Christmas 2017 and 2018
Celebrating Christmas in Cyprus is a little different than anywhere else in the world. This holiday celebration is a full mix of culture, religious beliefs, and superstitions. There are many contrasts in Cyprus during the Christmas season, and it is easy to say that this holiday season is not celebrated like this anywhere else in the world.
|2017||25 Dec||Mon||Christmas Day|
|2018||25 Dec||Tue||Christmas Day|
The first thing that one should know about Cypriots is that a majority of them are Orthodox Christians. The Orthodox religion often celebrates Christmas in January because they use a different calendar system than other Christians.

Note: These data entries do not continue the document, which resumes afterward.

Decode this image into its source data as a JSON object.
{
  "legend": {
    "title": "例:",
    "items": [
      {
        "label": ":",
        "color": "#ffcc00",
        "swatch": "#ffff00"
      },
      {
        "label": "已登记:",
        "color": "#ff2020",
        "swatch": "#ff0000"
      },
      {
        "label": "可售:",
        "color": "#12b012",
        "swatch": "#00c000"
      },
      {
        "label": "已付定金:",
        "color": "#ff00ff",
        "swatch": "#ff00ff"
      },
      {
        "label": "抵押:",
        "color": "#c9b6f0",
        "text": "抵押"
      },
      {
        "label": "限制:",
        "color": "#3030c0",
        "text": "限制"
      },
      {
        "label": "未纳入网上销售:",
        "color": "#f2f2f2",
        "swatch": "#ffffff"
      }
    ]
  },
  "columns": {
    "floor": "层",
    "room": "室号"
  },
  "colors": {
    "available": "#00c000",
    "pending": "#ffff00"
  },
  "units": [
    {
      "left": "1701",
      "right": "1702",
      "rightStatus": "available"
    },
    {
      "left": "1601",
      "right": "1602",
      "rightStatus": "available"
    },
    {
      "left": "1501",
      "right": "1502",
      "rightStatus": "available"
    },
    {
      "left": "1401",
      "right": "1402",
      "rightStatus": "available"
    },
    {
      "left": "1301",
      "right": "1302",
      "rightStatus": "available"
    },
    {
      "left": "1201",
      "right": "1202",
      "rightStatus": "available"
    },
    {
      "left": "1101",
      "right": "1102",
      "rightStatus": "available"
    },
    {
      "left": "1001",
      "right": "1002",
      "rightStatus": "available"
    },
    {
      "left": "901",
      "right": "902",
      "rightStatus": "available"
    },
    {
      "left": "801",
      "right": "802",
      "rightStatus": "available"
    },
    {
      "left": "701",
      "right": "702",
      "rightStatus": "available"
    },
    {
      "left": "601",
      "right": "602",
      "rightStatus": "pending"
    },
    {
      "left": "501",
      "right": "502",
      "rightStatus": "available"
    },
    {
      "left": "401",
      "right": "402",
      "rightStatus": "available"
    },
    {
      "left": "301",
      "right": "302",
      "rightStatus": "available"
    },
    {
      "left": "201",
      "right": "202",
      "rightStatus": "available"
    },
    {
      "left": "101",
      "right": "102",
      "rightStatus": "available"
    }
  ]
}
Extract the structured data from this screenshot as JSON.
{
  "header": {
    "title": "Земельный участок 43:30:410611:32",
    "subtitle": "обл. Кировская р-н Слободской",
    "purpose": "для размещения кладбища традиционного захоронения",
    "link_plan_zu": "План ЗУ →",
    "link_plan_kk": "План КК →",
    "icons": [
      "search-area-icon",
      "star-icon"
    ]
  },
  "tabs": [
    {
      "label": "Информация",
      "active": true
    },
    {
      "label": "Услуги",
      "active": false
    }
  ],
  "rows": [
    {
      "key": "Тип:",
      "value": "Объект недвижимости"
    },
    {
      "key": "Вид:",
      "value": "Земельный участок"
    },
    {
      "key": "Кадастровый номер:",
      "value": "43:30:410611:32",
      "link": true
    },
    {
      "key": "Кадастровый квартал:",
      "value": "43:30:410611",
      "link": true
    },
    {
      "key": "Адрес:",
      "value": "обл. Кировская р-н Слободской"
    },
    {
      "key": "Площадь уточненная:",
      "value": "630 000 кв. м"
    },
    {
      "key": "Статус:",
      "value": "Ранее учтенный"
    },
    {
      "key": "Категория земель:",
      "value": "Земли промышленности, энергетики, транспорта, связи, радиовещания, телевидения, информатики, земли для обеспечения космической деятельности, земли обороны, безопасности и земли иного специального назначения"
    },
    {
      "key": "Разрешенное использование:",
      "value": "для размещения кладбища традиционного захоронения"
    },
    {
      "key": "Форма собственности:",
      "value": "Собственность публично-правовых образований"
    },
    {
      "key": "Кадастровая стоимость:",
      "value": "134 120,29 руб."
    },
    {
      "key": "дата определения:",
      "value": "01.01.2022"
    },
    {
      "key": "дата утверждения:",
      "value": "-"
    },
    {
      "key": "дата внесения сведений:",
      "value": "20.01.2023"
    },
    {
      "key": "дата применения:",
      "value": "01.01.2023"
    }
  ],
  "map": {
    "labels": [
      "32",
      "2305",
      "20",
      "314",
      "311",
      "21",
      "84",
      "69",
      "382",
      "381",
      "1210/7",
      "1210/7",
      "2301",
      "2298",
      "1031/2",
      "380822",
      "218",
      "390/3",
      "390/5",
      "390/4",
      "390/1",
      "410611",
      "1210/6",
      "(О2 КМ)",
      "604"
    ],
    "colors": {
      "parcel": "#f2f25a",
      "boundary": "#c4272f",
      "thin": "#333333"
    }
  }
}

However, Cypriots start their Christmas holiday on December 24 as Christmas Eve like non-Orthodox Christians.
Christmas Eve begins with parades and processions through town and door to door singing Christmas carols. What is most impressive is that these carols are not your typical modern carols, but songs from the Byzantine period. These beautiful melodies have been handed down for countless generations and sung each year on this night. Of course, you will still here the typical Jingle Bells in there once in a while, but most songs are traditional.
Christmas Day is celebrated as a family gathering. Santa Claus does not exist in Cyprus, and there are few presents exchanged this day. Most families start the day by attending church and then spend the afternoon and evening feasting with their family and friends.
Celebrations continue through January 6th which marks the date for orthodox Christmas or the Feast of the Epiphany for non-Orthodox Christians. During these celebrations there are two very special events.
January 1st marks not only the New Year; it is also the Feast of St. Basil. St. Basil is the patron saint of Cyprus and is the “bringer of gifts.” Much like Santa Claus, presents are brought on New Year’s Eve night and everyone exchanges gifts on New Year’s morning.
On January 5th, a very traditional event takes place. A golden cross is thrown into the sea. Young men then swim out and try to find the cross. The person who finds the cross and returns it to the priest is said to have good fortune for the next year. This tradition takes place in both Cyprus and Greece each year.
Businesses are often closed throughout the Christmas period. While some remain open to provide necessary services, they may close early or only open for certain periods during celebration time. Many Cypriots take their holiday during the two weeks of Christmas celebrations.
Many Cypriots still adhere to traditions that have been around since the Byzantine period. His includes protecting their home from goblins and evil spirits during the 12 days leading up to Christmas. It is their belief that the 12 days prior to Christmas so enrage the spirits that if they do not ward off these spirits, bad luck will fall on their home. On the 12th day before Christmas, home owners hang a cross wrapped in basil leaves above their front door to protect them from the evil spirits.
Another tradition that many Cypriots follow concerning Christmas occurs when they return from church on Christmas day. Each member of the house crosses the threshold of the home with their right foot first after returning from church for a year of good luck and good fortune.